Strong brands are key to organizational success. A strong brand helps your leaders and team members all speak the same language. It makes your brand visuals consistent and identifiable. Strong brands know who their ideal audience is and what delight their organization brings them. This lets you live your best life. Work-life, that is!
Conversely, if you cannot describe your brand simply or it doesn’t connect with your intended audience, then you have a brand problem. If your messaging is inconsistent and your brand elements (logo, tagline, fonts, photos) are all different, then you have a brand problem. If your team members or your board of directors don’t know who your ideal audience is and the problem you solve, then you have a brand problem. If your sales material has different messaging than what’s on your website or newsletter, then yes, you guessed it, you have a brand problem.
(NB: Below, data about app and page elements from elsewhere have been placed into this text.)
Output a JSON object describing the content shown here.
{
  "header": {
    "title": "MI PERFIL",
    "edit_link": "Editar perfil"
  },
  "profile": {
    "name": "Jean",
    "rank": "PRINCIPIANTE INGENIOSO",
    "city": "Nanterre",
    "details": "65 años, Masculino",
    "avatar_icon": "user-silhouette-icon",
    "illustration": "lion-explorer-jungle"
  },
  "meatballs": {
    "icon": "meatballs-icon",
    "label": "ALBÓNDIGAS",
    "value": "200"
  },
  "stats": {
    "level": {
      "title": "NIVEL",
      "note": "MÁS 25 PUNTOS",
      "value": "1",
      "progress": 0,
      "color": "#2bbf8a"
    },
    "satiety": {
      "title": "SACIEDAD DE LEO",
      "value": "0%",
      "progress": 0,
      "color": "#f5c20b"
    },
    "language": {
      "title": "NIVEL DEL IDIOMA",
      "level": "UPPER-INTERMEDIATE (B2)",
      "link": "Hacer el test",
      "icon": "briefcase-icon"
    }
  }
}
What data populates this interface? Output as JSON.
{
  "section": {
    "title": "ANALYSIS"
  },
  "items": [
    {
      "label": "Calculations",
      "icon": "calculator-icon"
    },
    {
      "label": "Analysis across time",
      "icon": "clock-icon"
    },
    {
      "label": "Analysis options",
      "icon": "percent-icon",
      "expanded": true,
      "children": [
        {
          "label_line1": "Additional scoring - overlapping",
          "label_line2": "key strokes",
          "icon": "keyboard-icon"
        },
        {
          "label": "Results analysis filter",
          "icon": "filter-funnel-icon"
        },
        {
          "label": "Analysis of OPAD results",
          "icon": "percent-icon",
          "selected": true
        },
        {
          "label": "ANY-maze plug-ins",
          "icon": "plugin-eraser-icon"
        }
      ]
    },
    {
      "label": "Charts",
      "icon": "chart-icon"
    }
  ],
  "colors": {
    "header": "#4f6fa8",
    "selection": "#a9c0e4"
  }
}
If you cannot describe your brand in a word or two, then you have a brand problem.
Don’t worry – brands are evolving creatures and need constant nurturing! And Mercury is in the business of solving brand problems.
We’ve seen, over and over again, how a successful rebrand brings clarity to your organization’s purpose and brand from the inside out. It brings your team together and aligns them with your unique value. Successful rebrands empower team members with the words and confidence to speak consistently about your organization and connect with your audience in a memorable way. It makes leading your team way easier. And then there is all this pride, confidence, and excitement in your organization! Why wouldn’t you build a strong and bold brand?
A successful rebrand is a transformational experience. When executed correctly, it will elevate your organization and make you money. Yes, make you money. It saves you money too. But the real value is a more engaged team, clients and members who are your biggest fans, and an organization that is growing.
Watch this 5-minute video to see if your organization has a brand problem and learn how we can help:
Do you know the value of your brand?
Can you and your team articulate your value simply and clearly?
Justin: Hey! We’re from Mercury Creative Group, and we’re here to talk about our Mercury Method.
Cheri: These Mercury Messages are a little bit about what we do, how we do it, and who we do it for.
Cheri: When somebody comes to you and asks about your work, how do you know they have a brand problem?
Justin: I know that they have a brand problem when I start asking questions about their organization and they pause. They usually don’t have a quick, simple, easy answer. They’ll laugh a little bit. And then they just kind of start vomiting all this information. And I continue to ask more questions about who they serve. What’s the value? Why does somebody care? And they really have a hard time answering all those questions.
They get uncomfortable and they know that they have a brand problem before I can tell them that they have a brand problem.
And lots of times, what leads the conversation is: “We need a new website. Our communications are out of date. Our logo is out of date.” And they think that that’s the problem. So we have to kind of dig in a little bit further and understand what brought you here in the first place. And that will spur answers that they’re struggling with revenue. They’re struggling with membership. Events are outdated. Their communications – they don’t know if they’re working. They have realized that there’s something going on but don’t know exactly what.
So they’re looking for a partner. They’re looking for someone to help them uncover the problems and also solve them on a brand level.
Cheri: If somebody comes to you and says we need a new website, what is your first question back?
Justin: Why? I’ll also ask them: what if we don’t do a new website? Because that will give me a lot more information. Like, if they don’t actually fix the website, then they can tell me a lot of things about why they really need a new website. So it gets to the heart of “It’s not hitting the mark.” It’s not aligning with their buyer. It’s really outdated technology-wise. But it’s also nice to go a little deeper with them and understand, who are you? Again, kind of digging into that brand. What’s your story? And if that doesn’t resonate, if that doesn’t hit me strongly, then I know that no website is going to fix the brand problem. We have to get into the core and help them figure out what makes them unique, what’s their story, and what’s their value?
Cheri: A website is definitely an entry point. So I’ll start with a website audit. And that audit brings up a number of things. And like you just said, there’s too much info, potentially. There are too many competing messages that they relay to the public. I often say, “you think about you more than anybody else thinks about you. And if you’re writing for you or you’re explaining messaging that you’re ultimately really comfortable with, it’s maybe not the right thing, because you’re not your own ideal audience.” So diving into even that audit will really uncover a brand problem as well.
Justin: When you say they’re comfortable, they’re also so comfortable that they’re not paying attention to what are their employees saying about the organization. How are they answering the phone? How are board members speaking about the organization? And that comfortability leads to inconsistency in all their communications, all of their touchpoints, which dilutes the brand. Which, if I’m a prospect, I don’t know how to align with you, right? Because all of your information is messy and not making sense to me and how I can go to this organization or this company or buy this product to help me?
Cheri: Yeah, consistency is key. And it’s key because if you don’t have consistent processes, and consistent messaging, you won’t have consistent results.